Work to be completed
Exactly as written, give back every record below.

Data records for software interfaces
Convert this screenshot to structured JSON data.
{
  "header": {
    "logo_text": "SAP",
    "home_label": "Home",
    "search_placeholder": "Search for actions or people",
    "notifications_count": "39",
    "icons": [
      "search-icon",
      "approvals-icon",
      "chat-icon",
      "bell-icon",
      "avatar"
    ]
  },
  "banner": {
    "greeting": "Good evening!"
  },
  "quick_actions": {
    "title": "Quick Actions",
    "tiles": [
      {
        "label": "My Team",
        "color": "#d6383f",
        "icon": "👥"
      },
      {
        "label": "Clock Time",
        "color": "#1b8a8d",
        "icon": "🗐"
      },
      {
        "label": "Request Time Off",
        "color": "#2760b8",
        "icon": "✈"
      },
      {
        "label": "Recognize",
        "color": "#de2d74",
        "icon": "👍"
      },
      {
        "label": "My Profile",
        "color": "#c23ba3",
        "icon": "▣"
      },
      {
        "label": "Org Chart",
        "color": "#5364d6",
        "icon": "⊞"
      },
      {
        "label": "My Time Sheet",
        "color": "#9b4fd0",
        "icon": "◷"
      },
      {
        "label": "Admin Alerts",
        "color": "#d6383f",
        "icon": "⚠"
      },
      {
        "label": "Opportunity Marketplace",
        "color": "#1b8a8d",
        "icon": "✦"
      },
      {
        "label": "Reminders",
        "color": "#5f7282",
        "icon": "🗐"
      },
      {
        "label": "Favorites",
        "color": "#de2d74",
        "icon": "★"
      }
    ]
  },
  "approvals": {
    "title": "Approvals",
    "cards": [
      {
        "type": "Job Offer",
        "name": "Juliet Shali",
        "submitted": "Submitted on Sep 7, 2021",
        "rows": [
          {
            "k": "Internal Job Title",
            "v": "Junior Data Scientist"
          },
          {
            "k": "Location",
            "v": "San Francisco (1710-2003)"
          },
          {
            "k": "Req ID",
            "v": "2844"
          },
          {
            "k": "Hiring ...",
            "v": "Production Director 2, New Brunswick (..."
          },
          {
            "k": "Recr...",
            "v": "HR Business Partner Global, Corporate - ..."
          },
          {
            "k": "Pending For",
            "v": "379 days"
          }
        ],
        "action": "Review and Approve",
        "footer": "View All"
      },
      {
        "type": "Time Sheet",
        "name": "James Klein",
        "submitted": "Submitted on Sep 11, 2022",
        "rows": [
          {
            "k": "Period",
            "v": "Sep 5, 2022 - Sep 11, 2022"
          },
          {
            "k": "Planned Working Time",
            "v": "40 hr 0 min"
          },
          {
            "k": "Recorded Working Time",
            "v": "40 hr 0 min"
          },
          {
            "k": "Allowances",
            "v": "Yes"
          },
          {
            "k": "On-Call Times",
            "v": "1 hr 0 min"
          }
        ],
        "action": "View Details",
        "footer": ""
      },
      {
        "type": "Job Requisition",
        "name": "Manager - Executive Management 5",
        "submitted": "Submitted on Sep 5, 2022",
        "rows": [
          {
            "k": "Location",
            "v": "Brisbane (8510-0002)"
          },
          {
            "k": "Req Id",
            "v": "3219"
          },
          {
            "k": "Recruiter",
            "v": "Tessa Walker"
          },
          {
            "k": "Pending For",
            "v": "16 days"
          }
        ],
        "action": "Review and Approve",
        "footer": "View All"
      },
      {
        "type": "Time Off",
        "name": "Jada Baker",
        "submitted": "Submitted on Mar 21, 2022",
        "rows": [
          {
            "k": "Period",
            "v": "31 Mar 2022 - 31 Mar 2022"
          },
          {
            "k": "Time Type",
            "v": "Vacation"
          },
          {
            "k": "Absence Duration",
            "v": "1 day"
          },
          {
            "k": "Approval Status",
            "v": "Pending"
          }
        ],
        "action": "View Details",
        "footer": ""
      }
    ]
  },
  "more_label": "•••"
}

Expected answer
Convert this screenshot to structured JSON data.
{
  "header": {
    "logo_text": "SAP",
    "home_label": "Home",
    "search_placeholder": "Search for actions or people",
    "notifications_count": "39",
    "icons": [
      "search-icon",
      "approvals-icon",
      "chat-icon",
      "bell-icon",
      "avatar"
    ]
  },
  "banner": {
    "greeting": "Good evening!"
  },
  "quick_actions": {
    "title": "Quick Actions",
    "tiles": [
      {
        "label": "My Team",
        "color": "#d6383f",
        "icon": "👥"
      },
      {
        "label": "Clock Time",
        "color": "#1b8a8d",
        "icon": "🗐"
      },
      {
        "label": "Request Time Off",
        "color": "#2760b8",
        "icon": "✈"
      },
      {
        "label": "Recognize",
        "color": "#de2d74",
        "icon": "👍"
      },
      {
        "label": "My Profile",
        "color": "#c23ba3",
        "icon": "▣"
      },
      {
        "label": "Org Chart",
        "color": "#5364d6",
        "icon": "⊞"
      },
      {
        "label": "My Time Sheet",
        "color": "#9b4fd0",
        "icon": "◷"
      },
      {
        "label": "Admin Alerts",
        "color": "#d6383f",
        "icon": "⚠"
      },
      {
        "label": "Opportunity Marketplace",
        "color": "#1b8a8d",
        "icon": "✦"
      },
      {
        "label": "Reminders",
        "color": "#5f7282",
        "icon": "🗐"
      },
      {
        "label": "Favorites",
        "color": "#de2d74",
        "icon": "★"
      }
    ]
  },
  "approvals": {
    "title": "Approvals",
    "cards": [
      {
        "type": "Job Offer",
        "name": "Juliet Shali",
        "submitted": "Submitted on Sep 7, 2021",
        "rows": [
          {
            "k": "Internal Job Title",
            "v": "Junior Data Scientist"
          },
          {
            "k": "Location",
            "v": "San Francisco (1710-2003)"
          },
          {
            "k": "Req ID",
            "v": "2844"
          },
          {
            "k": "Hiring ...",
            "v": "Production Director 2, New Brunswick (..."
          },
          {
            "k": "Recr...",
            "v": "HR Business Partner Global, Corporate - ..."
          },
          {
            "k": "Pending For",
            "v": "379 days"
          }
        ],
        "action": "Review and Approve",
        "footer": "View All"
      },
      {
        "type": "Time Sheet",
        "name": "James Klein",
        "submitted": "Submitted on Sep 11, 2022",
        "rows": [
          {
            "k": "Period",
            "v": "Sep 5, 2022 - Sep 11, 2022"
          },
          {
            "k": "Planned Working Time",
            "v": "40 hr 0 min"
          },
          {
            "k": "Recorded Working Time",
            "v": "40 hr 0 min"
          },
          {
            "k": "Allowances",
            "v": "Yes"
          },
          {
            "k": "On-Call Times",
            "v": "1 hr 0 min"
          }
        ],
        "action": "View Details",
        "footer": ""
      },
      {
        "type": "Job Requisition",
        "name": "Manager - Executive Management 5",
        "submitted": "Submitted on Sep 5, 2022",
        "rows": [
          {
            "k": "Location",
            "v": "Brisbane (8510-0002)"
          },
          {
            "k": "Req Id",
            "v": "3219"
          },
          {
            "k": "Recruiter",
            "v": "Tessa Walker"
          },
          {
            "k": "Pending For",
            "v": "16 days"
          }
        ],
        "action": "Review and Approve",
        "footer": "View All"
      },
      {
        "type": "Time Off",
        "name": "Jada Baker",
        "submitted": "Submitted on Mar 21, 2022",
        "rows": [
          {
            "k": "Period",
            "v": "31 Mar 2022 - 31 Mar 2022"
          },
          {
            "k": "Time Type",
            "v": "Vacation"
          },
          {
            "k": "Absence Duration",
            "v": "1 day"
          },
          {
            "k": "Approval Status",
            "v": "Pending"
          }
        ],
        "action": "View Details",
        "footer": ""
      }
    ]
  },
  "more_label": "•••"
}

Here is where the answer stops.